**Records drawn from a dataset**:
· · · · ·
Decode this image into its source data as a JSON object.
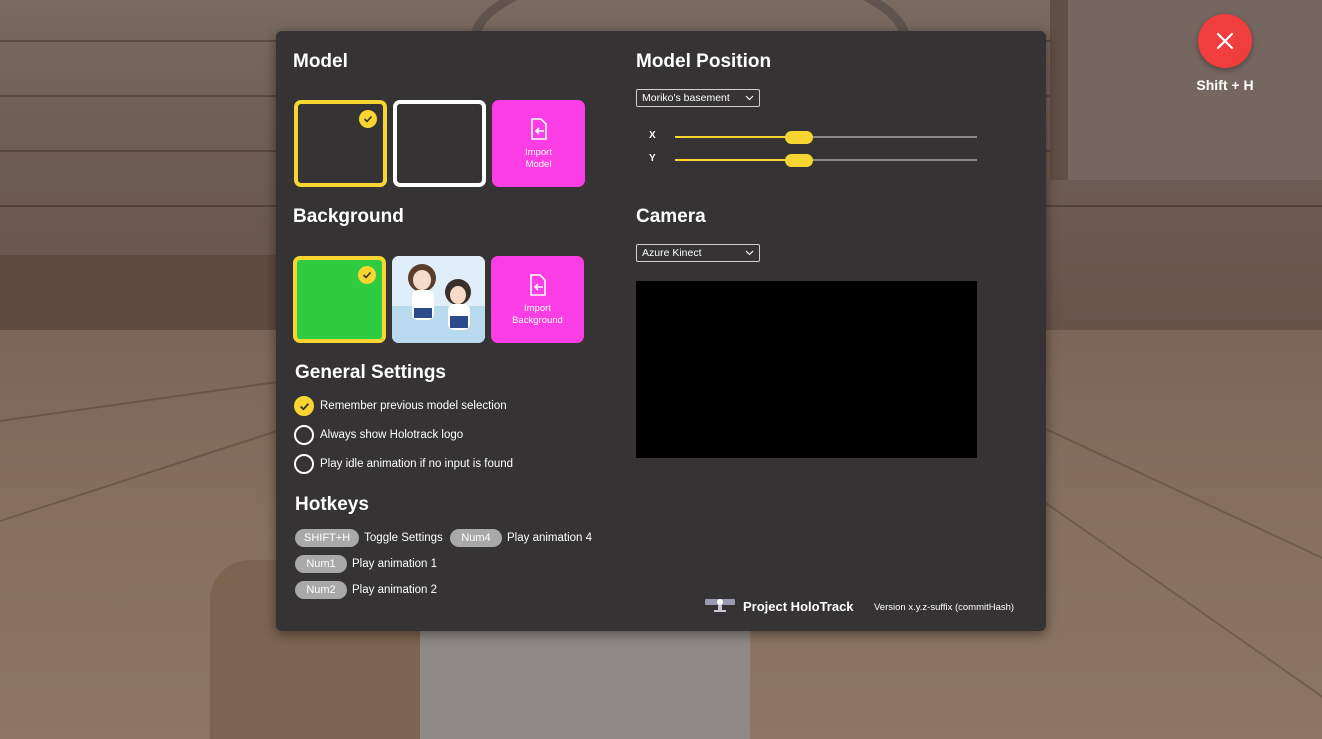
{
  "close": {
    "hint": "Shift + H"
  },
  "model": {
    "heading": "Model",
    "import_label_1": "Import",
    "import_label_2": "Model"
  },
  "background": {
    "heading": "Background",
    "import_label_1": "Import",
    "import_label_2": "Background",
    "green_color": "#2ecc40"
  },
  "general": {
    "heading": "General Settings",
    "options": [
      {
        "label": "Remember previous model selection",
        "checked": true
      },
      {
        "label": "Always show Holotrack logo",
        "checked": false
      },
      {
        "label": "Play idle animation if no input is found",
        "checked": false
      }
    ]
  },
  "hotkeys": {
    "heading": "Hotkeys",
    "items": [
      {
        "key": "SHIFT+H",
        "label": "Toggle Settings"
      },
      {
        "key": "Num1",
        "label": "Play animation 1"
      },
      {
        "key": "Num2",
        "label": "Play animation 2"
      },
      {
        "key": "Num4",
        "label": "Play animation 4"
      }
    ]
  },
  "model_position": {
    "heading": "Model Position",
    "location": "Moriko's basement",
    "x_label": "X",
    "y_label": "Y",
    "x_value": 0.41,
    "y_value": 0.41
  },
  "camera": {
    "heading": "Camera",
    "device": "Azure Kinect"
  },
  "footer": {
    "title": "Project HoloTrack",
    "version": "Version x.y.z-suffix (commitHash)"
  },
  "colors": {
    "accent": "#f8d531",
    "import": "#fa3de4",
    "close": "#f03e3e",
    "panel": "#353333"
  }
}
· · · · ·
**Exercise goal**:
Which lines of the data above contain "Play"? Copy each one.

**Output of the exercise**:
        "label": "Play idle animation if no input is found",
        "label": "Play animation 1"
        "label": "Play animation 2"
        "label": "Play animation 4"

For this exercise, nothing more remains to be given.